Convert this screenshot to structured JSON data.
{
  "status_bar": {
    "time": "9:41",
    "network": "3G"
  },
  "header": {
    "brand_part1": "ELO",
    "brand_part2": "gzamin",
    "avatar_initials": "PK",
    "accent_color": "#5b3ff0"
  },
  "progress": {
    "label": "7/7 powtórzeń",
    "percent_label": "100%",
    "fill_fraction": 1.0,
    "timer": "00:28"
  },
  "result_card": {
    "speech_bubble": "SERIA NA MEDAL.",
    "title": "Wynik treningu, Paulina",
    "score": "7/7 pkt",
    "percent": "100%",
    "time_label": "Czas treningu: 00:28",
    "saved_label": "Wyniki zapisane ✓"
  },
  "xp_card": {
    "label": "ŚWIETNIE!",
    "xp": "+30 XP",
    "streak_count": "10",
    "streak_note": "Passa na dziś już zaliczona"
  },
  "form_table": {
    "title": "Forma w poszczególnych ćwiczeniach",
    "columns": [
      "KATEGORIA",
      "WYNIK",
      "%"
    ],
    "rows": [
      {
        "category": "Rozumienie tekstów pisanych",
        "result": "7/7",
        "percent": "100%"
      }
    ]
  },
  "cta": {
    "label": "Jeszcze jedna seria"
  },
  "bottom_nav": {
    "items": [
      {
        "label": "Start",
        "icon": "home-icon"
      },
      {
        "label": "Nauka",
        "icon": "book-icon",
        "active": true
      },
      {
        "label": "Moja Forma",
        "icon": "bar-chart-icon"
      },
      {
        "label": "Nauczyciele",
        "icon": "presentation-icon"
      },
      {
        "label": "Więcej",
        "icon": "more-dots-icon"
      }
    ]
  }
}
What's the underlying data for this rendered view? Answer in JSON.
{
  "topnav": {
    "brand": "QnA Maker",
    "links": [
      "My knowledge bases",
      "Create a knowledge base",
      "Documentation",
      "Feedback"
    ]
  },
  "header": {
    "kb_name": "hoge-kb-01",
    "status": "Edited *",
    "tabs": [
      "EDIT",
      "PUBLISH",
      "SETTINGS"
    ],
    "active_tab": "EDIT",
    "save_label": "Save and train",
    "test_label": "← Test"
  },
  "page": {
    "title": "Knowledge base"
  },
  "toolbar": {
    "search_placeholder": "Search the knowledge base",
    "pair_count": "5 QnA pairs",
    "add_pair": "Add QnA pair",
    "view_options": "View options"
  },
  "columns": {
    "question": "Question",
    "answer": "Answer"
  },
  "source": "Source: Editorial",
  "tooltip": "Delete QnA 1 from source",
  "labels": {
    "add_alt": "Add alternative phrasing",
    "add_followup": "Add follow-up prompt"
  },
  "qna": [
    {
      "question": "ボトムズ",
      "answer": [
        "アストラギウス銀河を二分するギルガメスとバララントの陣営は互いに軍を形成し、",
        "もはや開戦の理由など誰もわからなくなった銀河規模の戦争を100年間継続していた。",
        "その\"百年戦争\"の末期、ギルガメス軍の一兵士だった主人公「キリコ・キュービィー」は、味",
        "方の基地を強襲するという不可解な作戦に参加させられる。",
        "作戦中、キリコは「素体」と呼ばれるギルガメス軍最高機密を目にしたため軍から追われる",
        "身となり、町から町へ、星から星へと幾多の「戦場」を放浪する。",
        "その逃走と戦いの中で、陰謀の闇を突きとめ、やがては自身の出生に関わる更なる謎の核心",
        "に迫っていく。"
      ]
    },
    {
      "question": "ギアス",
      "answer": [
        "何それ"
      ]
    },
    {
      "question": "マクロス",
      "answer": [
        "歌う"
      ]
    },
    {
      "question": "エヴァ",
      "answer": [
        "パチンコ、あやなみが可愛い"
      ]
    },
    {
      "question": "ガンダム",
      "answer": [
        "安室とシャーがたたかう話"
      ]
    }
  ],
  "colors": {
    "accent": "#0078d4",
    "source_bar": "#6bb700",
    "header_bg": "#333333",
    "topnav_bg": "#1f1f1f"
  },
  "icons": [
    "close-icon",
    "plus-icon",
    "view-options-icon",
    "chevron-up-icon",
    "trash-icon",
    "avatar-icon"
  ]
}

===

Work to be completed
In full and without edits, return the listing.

Solution for this problem
Convert this screenshot to structured JSON data.
{
  "status_bar": {
    "time": "9:41",
    "network": "3G"
  },
  "header": {
    "brand_part1": "ELO",
    "brand_part2": "gzamin",
    "avatar_initials": "PK",
    "accent_color": "#5b3ff0"
  },
  "progress": {
    "label": "7/7 powtórzeń",
    "percent_label": "100%",
    "fill_fraction": 1.0,
    "timer": "00:28"
  },
  "result_card": {
    "speech_bubble": "SERIA NA MEDAL.",
    "title": "Wynik treningu, Paulina",
    "score": "7/7 pkt",
    "percent": "100%",
    "time_label": "Czas treningu: 00:28",
    "saved_label": "Wyniki zapisane ✓"
  },
  "xp_card": {
    "label": "ŚWIETNIE!",
    "xp": "+30 XP",
    "streak_count": "10",
    "streak_note": "Passa na dziś już zaliczona"
  },
  "form_table": {
    "title": "Forma w poszczególnych ćwiczeniach",
    "columns": [
      "KATEGORIA",
      "WYNIK",
      "%"
    ],
    "rows": [
      {
        "category": "Rozumienie tekstów pisanych",
        "result": "7/7",
        "percent": "100%"
      }
    ]
  },
  "cta": {
    "label": "Jeszcze jedna seria"
  },
  "bottom_nav": {
    "items": [
      {
        "label": "Start",
        "icon": "home-icon"
      },
      {
        "label": "Nauka",
        "icon": "book-icon",
        "active": true
      },
      {
        "label": "Moja Forma",
        "icon": "bar-chart-icon"
      },
      {
        "label": "Nauczyciele",
        "icon": "presentation-icon"
      },
      {
        "label": "Więcej",
        "icon": "more-dots-icon"
      }
    ]
  }
}
What's the underlying data for this rendered view? Answer in JSON.
{
  "topnav": {
    "brand": "QnA Maker",
    "links": [
      "My knowledge bases",
      "Create a knowledge base",
      "Documentation",
      "Feedback"
    ]
  },
  "header": {
    "kb_name": "hoge-kb-01",
    "status": "Edited *",
    "tabs": [
      "EDIT",
      "PUBLISH",
      "SETTINGS"
    ],
    "active_tab": "EDIT",
    "save_label": "Save and train",
    "test_label": "← Test"
  },
  "page": {
    "title": "Knowledge base"
  },
  "toolbar": {
    "search_placeholder": "Search the knowledge base",
    "pair_count": "5 QnA pairs",
    "add_pair": "Add QnA pair",
    "view_options": "View options"
  },
  "columns": {
    "question": "Question",
    "answer": "Answer"
  },
  "source": "Source: Editorial",
  "tooltip": "Delete QnA 1 from source",
  "labels": {
    "add_alt": "Add alternative phrasing",
    "add_followup": "Add follow-up prompt"
  },
  "qna": [
    {
      "question": "ボトムズ",
      "answer": [
        "アストラギウス銀河を二分するギルガメスとバララントの陣営は互いに軍を形成し、",
        "もはや開戦の理由など誰もわからなくなった銀河規模の戦争を100年間継続していた。",
        "その\"百年戦争\"の末期、ギルガメス軍の一兵士だった主人公「キリコ・キュービィー」は、味",
        "方の基地を強襲するという不可解な作戦に参加させられる。",
        "作戦中、キリコは「素体」と呼ばれるギルガメス軍最高機密を目にしたため軍から追われる",
        "身となり、町から町へ、星から星へと幾多の「戦場」を放浪する。",
        "その逃走と戦いの中で、陰謀の闇を突きとめ、やがては自身の出生に関わる更なる謎の核心",
        "に迫っていく。"
      ]
    },
    {
      "question": "ギアス",
      "answer": [
        "何それ"
      ]
    },
    {
      "question": "マクロス",
      "answer": [
        "歌う"
      ]
    },
    {
      "question": "エヴァ",
      "answer": [
        "パチンコ、あやなみが可愛い"
      ]
    },
    {
      "question": "ガンダム",
      "answer": [
        "安室とシャーがたたかう話"
      ]
    }
  ],
  "colors": {
    "accent": "#0078d4",
    "source_bar": "#6bb700",
    "header_bg": "#333333",
    "topnav_bg": "#1f1f1f"
  },
  "icons": [
    "close-icon",
    "plus-icon",
    "view-options-icon",
    "chevron-up-icon",
    "trash-icon",
    "avatar-icon"
  ]
}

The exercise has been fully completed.